TRY IT
Print all the entries exactly.

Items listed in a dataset
|---|
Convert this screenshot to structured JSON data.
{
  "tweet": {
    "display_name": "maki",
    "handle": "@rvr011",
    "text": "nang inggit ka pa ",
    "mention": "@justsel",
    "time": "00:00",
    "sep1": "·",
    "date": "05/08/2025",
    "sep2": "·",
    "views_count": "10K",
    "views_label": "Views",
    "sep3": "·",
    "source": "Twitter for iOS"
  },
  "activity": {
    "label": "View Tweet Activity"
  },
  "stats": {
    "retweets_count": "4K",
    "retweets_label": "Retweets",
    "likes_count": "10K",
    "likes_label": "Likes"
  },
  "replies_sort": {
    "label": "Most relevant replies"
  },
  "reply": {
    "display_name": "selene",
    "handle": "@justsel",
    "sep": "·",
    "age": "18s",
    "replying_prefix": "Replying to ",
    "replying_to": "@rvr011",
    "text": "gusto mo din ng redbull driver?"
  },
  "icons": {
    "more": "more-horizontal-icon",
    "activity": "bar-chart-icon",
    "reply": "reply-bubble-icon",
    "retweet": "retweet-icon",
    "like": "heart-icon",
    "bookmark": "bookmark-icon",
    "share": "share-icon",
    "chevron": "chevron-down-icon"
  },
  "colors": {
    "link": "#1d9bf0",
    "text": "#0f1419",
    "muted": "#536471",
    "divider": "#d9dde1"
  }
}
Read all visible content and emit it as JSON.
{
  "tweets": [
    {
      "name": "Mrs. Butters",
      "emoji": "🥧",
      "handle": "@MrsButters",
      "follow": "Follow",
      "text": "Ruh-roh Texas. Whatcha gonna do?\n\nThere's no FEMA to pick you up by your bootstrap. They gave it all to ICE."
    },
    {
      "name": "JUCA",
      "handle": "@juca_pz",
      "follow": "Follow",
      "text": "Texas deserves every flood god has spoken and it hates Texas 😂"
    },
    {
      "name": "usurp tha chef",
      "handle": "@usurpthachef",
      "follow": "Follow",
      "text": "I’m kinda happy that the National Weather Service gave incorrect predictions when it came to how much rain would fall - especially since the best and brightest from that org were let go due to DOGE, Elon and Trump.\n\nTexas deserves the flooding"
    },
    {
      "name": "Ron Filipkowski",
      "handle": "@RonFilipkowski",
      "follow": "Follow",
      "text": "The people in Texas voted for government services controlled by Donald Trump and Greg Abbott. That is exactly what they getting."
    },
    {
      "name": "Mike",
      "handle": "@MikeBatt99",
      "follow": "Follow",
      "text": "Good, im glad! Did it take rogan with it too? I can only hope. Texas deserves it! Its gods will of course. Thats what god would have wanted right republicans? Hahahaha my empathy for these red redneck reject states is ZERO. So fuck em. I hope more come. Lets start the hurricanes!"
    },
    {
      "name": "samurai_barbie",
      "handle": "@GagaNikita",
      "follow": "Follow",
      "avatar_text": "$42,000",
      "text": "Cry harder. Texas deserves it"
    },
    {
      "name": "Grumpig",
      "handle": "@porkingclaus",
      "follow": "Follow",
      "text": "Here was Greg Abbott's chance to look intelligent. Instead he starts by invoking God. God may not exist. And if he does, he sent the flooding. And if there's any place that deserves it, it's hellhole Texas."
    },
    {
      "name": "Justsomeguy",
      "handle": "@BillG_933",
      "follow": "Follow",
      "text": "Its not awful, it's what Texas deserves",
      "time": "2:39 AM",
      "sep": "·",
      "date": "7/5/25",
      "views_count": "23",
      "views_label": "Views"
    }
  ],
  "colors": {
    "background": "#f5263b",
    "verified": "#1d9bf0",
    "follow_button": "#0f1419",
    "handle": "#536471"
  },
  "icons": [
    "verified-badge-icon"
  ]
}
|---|
TASK SOLUTION
Convert this screenshot to structured JSON data.
{
  "tweet": {
    "display_name": "maki",
    "handle": "@rvr011",
    "text": "nang inggit ka pa ",
    "mention": "@justsel",
    "time": "00:00",
    "sep1": "·",
    "date": "05/08/2025",
    "sep2": "·",
    "views_count": "10K",
    "views_label": "Views",
    "sep3": "·",
    "source": "Twitter for iOS"
  },
  "activity": {
    "label": "View Tweet Activity"
  },
  "stats": {
    "retweets_count": "4K",
    "retweets_label": "Retweets",
    "likes_count": "10K",
    "likes_label": "Likes"
  },
  "replies_sort": {
    "label": "Most relevant replies"
  },
  "reply": {
    "display_name": "selene",
    "handle": "@justsel",
    "sep": "·",
    "age": "18s",
    "replying_prefix": "Replying to ",
    "replying_to": "@rvr011",
    "text": "gusto mo din ng redbull driver?"
  },
  "icons": {
    "more": "more-horizontal-icon",
    "activity": "bar-chart-icon",
    "reply": "reply-bubble-icon",
    "retweet": "retweet-icon",
    "like": "heart-icon",
    "bookmark": "bookmark-icon",
    "share": "share-icon",
    "chevron": "chevron-down-icon"
  },
  "colors": {
    "link": "#1d9bf0",
    "text": "#0f1419",
    "muted": "#536471",
    "divider": "#d9dde1"
  }
}
Read all visible content and emit it as JSON.
{
  "tweets": [
    {
      "name": "Mrs. Butters",
      "emoji": "🥧",
      "handle": "@MrsButters",
      "follow": "Follow",
      "text": "Ruh-roh Texas. Whatcha gonna do?\n\nThere's no FEMA to pick you up by your bootstrap. They gave it all to ICE."
    },
    {
      "name": "JUCA",
      "handle": "@juca_pz",
      "follow": "Follow",
      "text": "Texas deserves every flood god has spoken and it hates Texas 😂"
    },
    {
      "name": "usurp tha chef",
      "handle": "@usurpthachef",
      "follow": "Follow",
      "text": "I’m kinda happy that the National Weather Service gave incorrect predictions when it came to how much rain would fall - especially since the best and brightest from that org were let go due to DOGE, Elon and Trump.\n\nTexas deserves the flooding"
    },
    {
      "name": "Ron Filipkowski",
      "handle": "@RonFilipkowski",
      "follow": "Follow",
      "text": "The people in Texas voted for government services controlled by Donald Trump and Greg Abbott. That is exactly what they getting."
    },
    {
      "name": "Mike",
      "handle": "@MikeBatt99",
      "follow": "Follow",
      "text": "Good, im glad! Did it take rogan with it too? I can only hope. Texas deserves it! Its gods will of course. Thats what god would have wanted right republicans? Hahahaha my empathy for these red redneck reject states is ZERO. So fuck em. I hope more come. Lets start the hurricanes!"
    },
    {
      "name": "samurai_barbie",
      "handle": "@GagaNikita",
      "follow": "Follow",
      "avatar_text": "$42,000",
      "text": "Cry harder. Texas deserves it"
    },
    {
      "name": "Grumpig",
      "handle": "@porkingclaus",
      "follow": "Follow",
      "text": "Here was Greg Abbott's chance to look intelligent. Instead he starts by invoking God. God may not exist. And if he does, he sent the flooding. And if there's any place that deserves it, it's hellhole Texas."
    },
    {
      "name": "Justsomeguy",
      "handle": "@BillG_933",
      "follow": "Follow",
      "text": "Its not awful, it's what Texas deserves",
      "time": "2:39 AM",
      "sep": "·",
      "date": "7/5/25",
      "views_count": "23",
      "views_label": "Views"
    }
  ],
  "colors": {
    "background": "#f5263b",
    "verified": "#1d9bf0",
    "follow_button": "#0f1419",
    "handle": "#536471"
  },
  "icons": [
    "verified-badge-icon"
  ]
}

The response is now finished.